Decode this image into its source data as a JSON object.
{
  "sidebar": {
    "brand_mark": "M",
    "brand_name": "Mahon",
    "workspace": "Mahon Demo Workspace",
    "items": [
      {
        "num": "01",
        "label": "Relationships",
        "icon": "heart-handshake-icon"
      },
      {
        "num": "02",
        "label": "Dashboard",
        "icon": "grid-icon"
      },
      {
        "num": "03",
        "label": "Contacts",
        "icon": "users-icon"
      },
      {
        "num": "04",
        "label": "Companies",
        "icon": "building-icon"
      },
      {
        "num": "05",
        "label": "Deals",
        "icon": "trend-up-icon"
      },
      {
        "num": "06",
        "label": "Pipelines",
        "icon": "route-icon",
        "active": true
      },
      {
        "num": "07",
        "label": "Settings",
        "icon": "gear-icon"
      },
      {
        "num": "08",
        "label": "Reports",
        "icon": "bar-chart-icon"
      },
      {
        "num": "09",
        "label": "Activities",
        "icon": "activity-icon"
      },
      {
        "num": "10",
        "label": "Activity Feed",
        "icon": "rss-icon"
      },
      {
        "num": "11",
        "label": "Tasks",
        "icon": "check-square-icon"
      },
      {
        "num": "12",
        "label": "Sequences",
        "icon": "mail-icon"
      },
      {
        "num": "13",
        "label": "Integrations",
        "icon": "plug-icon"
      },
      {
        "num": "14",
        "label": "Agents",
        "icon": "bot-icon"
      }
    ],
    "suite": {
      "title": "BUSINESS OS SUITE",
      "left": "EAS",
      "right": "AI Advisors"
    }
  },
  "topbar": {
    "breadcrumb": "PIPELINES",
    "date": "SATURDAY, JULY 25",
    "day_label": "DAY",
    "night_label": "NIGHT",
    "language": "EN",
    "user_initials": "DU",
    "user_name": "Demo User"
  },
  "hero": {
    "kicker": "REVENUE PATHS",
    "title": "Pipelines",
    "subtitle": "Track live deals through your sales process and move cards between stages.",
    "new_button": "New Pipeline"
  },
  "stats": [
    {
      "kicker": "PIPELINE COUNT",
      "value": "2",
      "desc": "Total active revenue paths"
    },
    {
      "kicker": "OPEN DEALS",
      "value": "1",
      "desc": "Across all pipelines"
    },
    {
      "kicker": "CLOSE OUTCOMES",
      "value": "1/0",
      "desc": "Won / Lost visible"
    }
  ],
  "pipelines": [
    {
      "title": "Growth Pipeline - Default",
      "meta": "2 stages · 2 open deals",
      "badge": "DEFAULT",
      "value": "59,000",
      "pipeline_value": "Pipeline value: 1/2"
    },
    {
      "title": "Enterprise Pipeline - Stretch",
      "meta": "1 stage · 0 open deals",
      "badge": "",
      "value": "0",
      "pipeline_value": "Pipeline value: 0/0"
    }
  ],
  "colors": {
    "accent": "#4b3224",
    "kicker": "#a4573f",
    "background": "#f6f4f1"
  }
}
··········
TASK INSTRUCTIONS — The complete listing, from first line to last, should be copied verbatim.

ANSWER TO THE EXERCISE —
Decode this image into its source data as a JSON object.
{
  "sidebar": {
    "brand_mark": "M",
    "brand_name": "Mahon",
    "workspace": "Mahon Demo Workspace",
    "items": [
      {
        "num": "01",
        "label": "Relationships",
        "icon": "heart-handshake-icon"
      },
      {
        "num": "02",
        "label": "Dashboard",
        "icon": "grid-icon"
      },
      {
        "num": "03",
        "label": "Contacts",
        "icon": "users-icon"
      },
      {
        "num": "04",
        "label": "Companies",
        "icon": "building-icon"
      },
      {
        "num": "05",
        "label": "Deals",
        "icon": "trend-up-icon"
      },
      {
        "num": "06",
        "label": "Pipelines",
        "icon": "route-icon",
        "active": true
      },
      {
        "num": "07",
        "label": "Settings",
        "icon": "gear-icon"
      },
      {
        "num": "08",
        "label": "Reports",
        "icon": "bar-chart-icon"
      },
      {
        "num": "09",
        "label": "Activities",
        "icon": "activity-icon"
      },
      {
        "num": "10",
        "label": "Activity Feed",
        "icon": "rss-icon"
      },
      {
        "num": "11",
        "label": "Tasks",
        "icon": "check-square-icon"
      },
      {
        "num": "12",
        "label": "Sequences",
        "icon": "mail-icon"
      },
      {
        "num": "13",
        "label": "Integrations",
        "icon": "plug-icon"
      },
      {
        "num": "14",
        "label": "Agents",
        "icon": "bot-icon"
      }
    ],
    "suite": {
      "title": "BUSINESS OS SUITE",
      "left": "EAS",
      "right": "AI Advisors"
    }
  },
  "topbar": {
    "breadcrumb": "PIPELINES",
    "date": "SATURDAY, JULY 25",
    "day_label": "DAY",
    "night_label": "NIGHT",
    "language": "EN",
    "user_initials": "DU",
    "user_name": "Demo User"
  },
  "hero": {
    "kicker": "REVENUE PATHS",
    "title": "Pipelines",
    "subtitle": "Track live deals through your sales process and move cards between stages.",
    "new_button": "New Pipeline"
  },
  "stats": [
    {
      "kicker": "PIPELINE COUNT",
      "value": "2",
      "desc": "Total active revenue paths"
    },
    {
      "kicker": "OPEN DEALS",
      "value": "1",
      "desc": "Across all pipelines"
    },
    {
      "kicker": "CLOSE OUTCOMES",
      "value": "1/0",
      "desc": "Won / Lost visible"
    }
  ],
  "pipelines": [
    {
      "title": "Growth Pipeline - Default",
      "meta": "2 stages · 2 open deals",
      "badge": "DEFAULT",
      "value": "59,000",
      "pipeline_value": "Pipeline value: 1/2"
    },
    {
      "title": "Enterprise Pipeline - Stretch",
      "meta": "1 stage · 0 open deals",
      "badge": "",
      "value": "0",
      "pipeline_value": "Pipeline value: 0/0"
    }
  ],
  "colors": {
    "accent": "#4b3224",
    "kicker": "#a4573f",
    "background": "#f6f4f1"
  }
}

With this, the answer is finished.